It was a very short trip to D.C., but it was great to see my current colleagues at Axios and a bunch of former colleagues at Twitter's D.C. happy hour yesterday.
The good news for you is that while my flight back to San Francisco will take around 5 hours, today's Login is only 1,445 words and should take 5 minutes to read.
Illustration: Eniola Odetunde/Axios
The Federal Communications Commission is expected to advance a proposal today that would allow Americans to reach a national suicide prevention hotline by dialing 988, as Axios' Margaret Harding McGill reports. The move comes amid widespread concern about the country's rising suicide rate.
The big picture: Suicide is the 10th leading cause of death in the U.S., with more than 47,000 deaths by suicide in 2017. With this proposal, the FCC is aiming to make it easier to reach crisis services and reduce the stigma around suicide and mental health emergencies.
Details: FCC chairman Ajit Pai's proposal asks for comment on establishing 988 as the three-digit number that would connect callers to the National Suicide Prevention Lifeline, a hotline to a nationwide network of local crisis centers.
Why it matters: The Trevor Project found that 96% of hotline callers, when contacted afterward, reported feeling a de-escalation of suicidal thoughts following their calls. The FCC's proposal says a 1% reduction in U.S. suicides would save 470 lives a year.
Yes, but: The FCC's proposal does not consider letting people text 988 to connect to the hotline — in part because the Lifeline doesn't currently support text-message communication.
What's next: The FCC will have to vote again to finalize the proposal once it's done collecting comments. The agency projects it will take 18 months to get the number up and running after that final vote.
Editor's note: This piece has been changed to reflect more sensitive wording to describe suicidal thoughts. Also, we've clarified that it's text messages that Lifeline does not support — there is a web-based chat option.
Illustration: Aïda Amer/Axios
Jack Dorsey's plan to fund an open source network standard left many people scratching their heads as to what Twitter's CEO hopes to accomplish.
Why it matters: Twitter is under pressure to better crack down on bots, hate speech and misinformation, but it is unclear how open standards will help address any of these issues.
Driving the news: In a series of tweets, Dorsey said that "BlueSky" is a new project to create an open decentralized social network standard that Twitter might ultimately use itself.

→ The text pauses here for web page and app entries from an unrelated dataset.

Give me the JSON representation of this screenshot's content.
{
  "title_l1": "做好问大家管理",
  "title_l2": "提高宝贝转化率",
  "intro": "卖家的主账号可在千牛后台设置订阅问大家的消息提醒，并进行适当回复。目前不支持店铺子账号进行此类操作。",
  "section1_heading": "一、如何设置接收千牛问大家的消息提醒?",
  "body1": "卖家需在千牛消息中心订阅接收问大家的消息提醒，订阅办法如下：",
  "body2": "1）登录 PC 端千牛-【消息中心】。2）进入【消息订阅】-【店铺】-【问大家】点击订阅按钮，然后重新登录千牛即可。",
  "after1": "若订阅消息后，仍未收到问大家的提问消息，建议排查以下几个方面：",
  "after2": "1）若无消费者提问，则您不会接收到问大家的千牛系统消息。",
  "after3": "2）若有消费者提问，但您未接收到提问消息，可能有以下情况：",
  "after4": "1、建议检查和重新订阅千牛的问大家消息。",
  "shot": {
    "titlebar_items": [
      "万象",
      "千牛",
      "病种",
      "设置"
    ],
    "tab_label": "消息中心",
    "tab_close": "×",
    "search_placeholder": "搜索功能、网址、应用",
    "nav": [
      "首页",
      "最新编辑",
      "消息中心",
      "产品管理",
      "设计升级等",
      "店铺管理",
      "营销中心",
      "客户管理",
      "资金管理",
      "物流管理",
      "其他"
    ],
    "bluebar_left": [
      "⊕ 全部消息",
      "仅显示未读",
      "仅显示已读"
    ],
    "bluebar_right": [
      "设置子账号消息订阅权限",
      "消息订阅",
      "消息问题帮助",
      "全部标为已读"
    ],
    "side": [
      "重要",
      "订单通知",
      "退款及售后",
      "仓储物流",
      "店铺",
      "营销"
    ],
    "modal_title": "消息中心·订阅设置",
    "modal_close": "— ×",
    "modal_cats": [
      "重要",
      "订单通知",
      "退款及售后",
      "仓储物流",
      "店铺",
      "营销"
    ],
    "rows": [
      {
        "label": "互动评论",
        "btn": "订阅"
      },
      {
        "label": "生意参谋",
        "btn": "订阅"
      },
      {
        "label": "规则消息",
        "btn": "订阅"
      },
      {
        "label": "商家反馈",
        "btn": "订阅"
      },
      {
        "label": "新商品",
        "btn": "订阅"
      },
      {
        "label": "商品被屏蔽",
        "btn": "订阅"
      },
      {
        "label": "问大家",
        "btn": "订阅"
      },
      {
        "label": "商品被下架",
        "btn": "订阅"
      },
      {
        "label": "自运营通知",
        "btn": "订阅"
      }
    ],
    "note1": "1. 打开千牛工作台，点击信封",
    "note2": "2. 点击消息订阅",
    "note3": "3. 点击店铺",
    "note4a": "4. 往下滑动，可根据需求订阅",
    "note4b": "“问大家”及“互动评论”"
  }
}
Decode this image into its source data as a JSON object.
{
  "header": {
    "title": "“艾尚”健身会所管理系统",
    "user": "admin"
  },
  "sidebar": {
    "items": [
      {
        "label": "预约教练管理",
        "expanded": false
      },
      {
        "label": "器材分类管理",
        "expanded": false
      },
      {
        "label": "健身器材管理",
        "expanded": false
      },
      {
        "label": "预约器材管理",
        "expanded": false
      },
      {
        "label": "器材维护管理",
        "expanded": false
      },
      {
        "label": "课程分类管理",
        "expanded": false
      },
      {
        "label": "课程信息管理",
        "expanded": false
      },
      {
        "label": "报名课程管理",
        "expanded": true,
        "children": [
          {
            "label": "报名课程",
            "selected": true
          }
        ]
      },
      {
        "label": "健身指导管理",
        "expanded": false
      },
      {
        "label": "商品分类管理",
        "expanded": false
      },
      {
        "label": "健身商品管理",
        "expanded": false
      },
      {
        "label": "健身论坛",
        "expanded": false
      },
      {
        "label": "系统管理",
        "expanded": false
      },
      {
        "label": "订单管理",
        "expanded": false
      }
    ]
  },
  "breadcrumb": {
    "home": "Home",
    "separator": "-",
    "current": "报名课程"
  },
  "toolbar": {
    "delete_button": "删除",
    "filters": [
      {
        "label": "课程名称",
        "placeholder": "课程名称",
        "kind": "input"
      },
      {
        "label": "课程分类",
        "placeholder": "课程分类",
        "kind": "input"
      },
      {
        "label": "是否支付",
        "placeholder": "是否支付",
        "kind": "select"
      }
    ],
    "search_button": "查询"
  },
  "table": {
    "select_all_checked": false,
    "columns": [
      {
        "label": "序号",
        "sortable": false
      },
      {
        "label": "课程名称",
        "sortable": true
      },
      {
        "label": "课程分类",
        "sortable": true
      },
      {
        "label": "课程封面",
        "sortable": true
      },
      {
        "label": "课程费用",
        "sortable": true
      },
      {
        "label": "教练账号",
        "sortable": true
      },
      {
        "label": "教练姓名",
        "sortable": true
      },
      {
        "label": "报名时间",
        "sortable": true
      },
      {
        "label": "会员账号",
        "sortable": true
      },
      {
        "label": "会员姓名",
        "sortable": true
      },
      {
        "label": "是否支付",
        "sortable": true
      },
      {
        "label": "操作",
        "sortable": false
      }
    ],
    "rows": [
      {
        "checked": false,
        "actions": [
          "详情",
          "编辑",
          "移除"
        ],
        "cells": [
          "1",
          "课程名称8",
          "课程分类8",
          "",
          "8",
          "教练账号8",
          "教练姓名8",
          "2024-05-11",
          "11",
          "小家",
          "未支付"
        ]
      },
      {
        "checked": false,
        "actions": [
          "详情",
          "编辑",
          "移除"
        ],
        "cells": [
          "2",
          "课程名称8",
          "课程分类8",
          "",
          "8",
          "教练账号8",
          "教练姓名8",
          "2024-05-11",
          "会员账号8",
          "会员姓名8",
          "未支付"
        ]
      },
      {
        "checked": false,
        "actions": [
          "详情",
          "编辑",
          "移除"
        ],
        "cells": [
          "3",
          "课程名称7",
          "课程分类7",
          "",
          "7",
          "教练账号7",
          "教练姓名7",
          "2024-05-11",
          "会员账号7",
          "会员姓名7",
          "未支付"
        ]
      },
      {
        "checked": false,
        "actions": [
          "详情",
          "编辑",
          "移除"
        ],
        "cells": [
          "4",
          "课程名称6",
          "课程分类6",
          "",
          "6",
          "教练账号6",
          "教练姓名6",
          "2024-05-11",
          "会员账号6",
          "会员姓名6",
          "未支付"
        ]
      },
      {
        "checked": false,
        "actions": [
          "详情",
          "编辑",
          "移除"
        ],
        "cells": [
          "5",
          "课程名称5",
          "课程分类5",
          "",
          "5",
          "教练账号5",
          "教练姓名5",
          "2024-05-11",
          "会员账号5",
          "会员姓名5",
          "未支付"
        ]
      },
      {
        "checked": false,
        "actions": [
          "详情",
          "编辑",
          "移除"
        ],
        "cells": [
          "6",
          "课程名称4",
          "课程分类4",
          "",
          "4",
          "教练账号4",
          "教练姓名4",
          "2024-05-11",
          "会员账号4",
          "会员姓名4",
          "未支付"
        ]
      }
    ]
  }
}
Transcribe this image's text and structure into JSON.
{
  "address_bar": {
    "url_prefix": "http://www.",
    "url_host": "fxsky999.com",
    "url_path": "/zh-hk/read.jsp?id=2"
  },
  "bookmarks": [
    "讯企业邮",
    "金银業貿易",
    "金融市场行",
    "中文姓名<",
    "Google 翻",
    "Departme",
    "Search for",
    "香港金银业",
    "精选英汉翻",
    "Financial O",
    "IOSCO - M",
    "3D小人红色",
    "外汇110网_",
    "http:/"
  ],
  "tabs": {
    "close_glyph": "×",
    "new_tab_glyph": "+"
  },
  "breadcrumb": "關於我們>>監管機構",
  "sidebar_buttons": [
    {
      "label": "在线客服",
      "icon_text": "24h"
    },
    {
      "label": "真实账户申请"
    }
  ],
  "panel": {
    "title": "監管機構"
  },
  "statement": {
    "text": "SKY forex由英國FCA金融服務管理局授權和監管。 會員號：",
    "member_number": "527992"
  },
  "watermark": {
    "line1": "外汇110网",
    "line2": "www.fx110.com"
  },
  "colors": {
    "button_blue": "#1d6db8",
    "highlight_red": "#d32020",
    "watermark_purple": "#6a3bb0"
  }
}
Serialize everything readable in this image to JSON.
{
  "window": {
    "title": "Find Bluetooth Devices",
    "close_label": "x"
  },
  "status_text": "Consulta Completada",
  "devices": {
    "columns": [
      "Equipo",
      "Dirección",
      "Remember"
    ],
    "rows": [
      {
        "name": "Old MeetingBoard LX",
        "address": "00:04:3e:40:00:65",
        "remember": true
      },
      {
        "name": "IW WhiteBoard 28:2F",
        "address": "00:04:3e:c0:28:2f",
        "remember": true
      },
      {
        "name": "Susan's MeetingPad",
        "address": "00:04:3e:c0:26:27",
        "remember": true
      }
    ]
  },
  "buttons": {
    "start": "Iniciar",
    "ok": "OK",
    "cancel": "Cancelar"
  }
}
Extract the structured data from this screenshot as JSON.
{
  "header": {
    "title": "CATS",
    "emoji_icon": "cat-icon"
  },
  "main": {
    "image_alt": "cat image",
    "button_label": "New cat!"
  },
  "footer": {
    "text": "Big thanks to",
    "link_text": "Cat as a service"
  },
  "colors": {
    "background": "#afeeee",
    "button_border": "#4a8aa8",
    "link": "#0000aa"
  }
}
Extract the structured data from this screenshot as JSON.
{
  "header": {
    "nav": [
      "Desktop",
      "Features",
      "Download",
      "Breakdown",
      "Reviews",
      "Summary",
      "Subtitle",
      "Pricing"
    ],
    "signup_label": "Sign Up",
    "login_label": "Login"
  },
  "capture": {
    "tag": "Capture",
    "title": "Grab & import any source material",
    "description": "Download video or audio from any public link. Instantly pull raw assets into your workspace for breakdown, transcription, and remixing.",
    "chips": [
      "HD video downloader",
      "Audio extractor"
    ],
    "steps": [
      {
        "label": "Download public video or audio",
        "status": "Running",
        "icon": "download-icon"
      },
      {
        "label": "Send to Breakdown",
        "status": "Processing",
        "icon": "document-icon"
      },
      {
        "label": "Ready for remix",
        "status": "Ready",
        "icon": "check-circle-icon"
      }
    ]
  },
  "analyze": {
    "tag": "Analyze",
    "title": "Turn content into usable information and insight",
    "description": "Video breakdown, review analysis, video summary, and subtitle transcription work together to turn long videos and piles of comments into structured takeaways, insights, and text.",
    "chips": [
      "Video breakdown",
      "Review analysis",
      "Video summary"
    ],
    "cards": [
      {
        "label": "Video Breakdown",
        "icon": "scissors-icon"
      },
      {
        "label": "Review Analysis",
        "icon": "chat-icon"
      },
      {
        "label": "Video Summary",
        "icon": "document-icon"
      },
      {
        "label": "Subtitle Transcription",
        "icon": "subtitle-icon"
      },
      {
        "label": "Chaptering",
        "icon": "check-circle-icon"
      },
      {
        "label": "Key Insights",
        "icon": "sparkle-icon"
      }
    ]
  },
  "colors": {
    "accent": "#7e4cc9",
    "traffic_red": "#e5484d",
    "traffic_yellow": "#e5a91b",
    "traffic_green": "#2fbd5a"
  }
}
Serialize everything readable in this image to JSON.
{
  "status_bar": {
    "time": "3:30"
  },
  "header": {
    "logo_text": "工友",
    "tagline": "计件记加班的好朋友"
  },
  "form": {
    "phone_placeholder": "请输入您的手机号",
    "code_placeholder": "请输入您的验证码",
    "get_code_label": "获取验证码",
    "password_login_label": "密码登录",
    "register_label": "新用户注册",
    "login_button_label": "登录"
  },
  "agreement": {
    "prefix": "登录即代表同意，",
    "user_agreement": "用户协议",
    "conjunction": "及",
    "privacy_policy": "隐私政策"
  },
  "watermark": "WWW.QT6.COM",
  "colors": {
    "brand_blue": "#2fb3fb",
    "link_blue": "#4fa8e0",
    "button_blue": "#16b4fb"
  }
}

"Twitter is funding a small independent team of up to five open source architects, engineers, and designers to develop an open and decentralized standard for social media," Dorsey said. "The goal is for Twitter to ultimately be a client of this standard."
History lesson: Past efforts to take on proprietary social networks with open standards have failed to reach mainstream success.
What they're saying:
Photo: Interim Archives/Getty Images
San Francisco-based maintenance workers for Spin, a scooter rental company owned by Ford, have voted to unionize and join a local Teamsters chapter, Axios' Kia Kokalitcheva reports. The move makes them the first in the scooter industry to do so.
Why it matters: Scooter companies ruffled a lot of feathers when they showed up in San Francisco (and other cities), which has long been skeptical of tech companies using independent contractors to skirt some labor costs.
The big picture: Spin initially began operating in San Francisco in the spring of 2018, along with rivals Bird and Lime, before all three companies were forced off the streets by regulators.
Between the lines: Spin began working with the Teamsters months ago while it was waiting for the San Francisco transportation agency to issue operating permits (it did not get one for an earlier pilot program, in part for poor labor practices), as the San Francisco Examiner reported at the time.
Google on Wednesday offered a roundup of its efforts to keep census misinformation from infesting YouTube, search, ads and other products. It's the latest signal from a tech platform looking to show it's taking the 2020 census seriously, as Axios' Kyle Daly reports.
Why it matters: Census results from 2020 will be used to draw political districts in 2022, shaping democratic representation in the U.S. for a decade.
At Google, ads and YouTube videos that misinform people about when or how to take part in the census are banned, per a Wednesday blog post.
At Facebook, COO Sheryl Sandberg promised in June that "we're going to treat next year's census like an election."
On Twitter, the service bans false or misleading information about elections and other civic events (like the census).
What's next: The Census Bureau will conduct its count by mail, phone, the internet and in-home visits next year, primarily in the spring.
I can't give you a snow day off of work, but I can give you otters playing in the snow.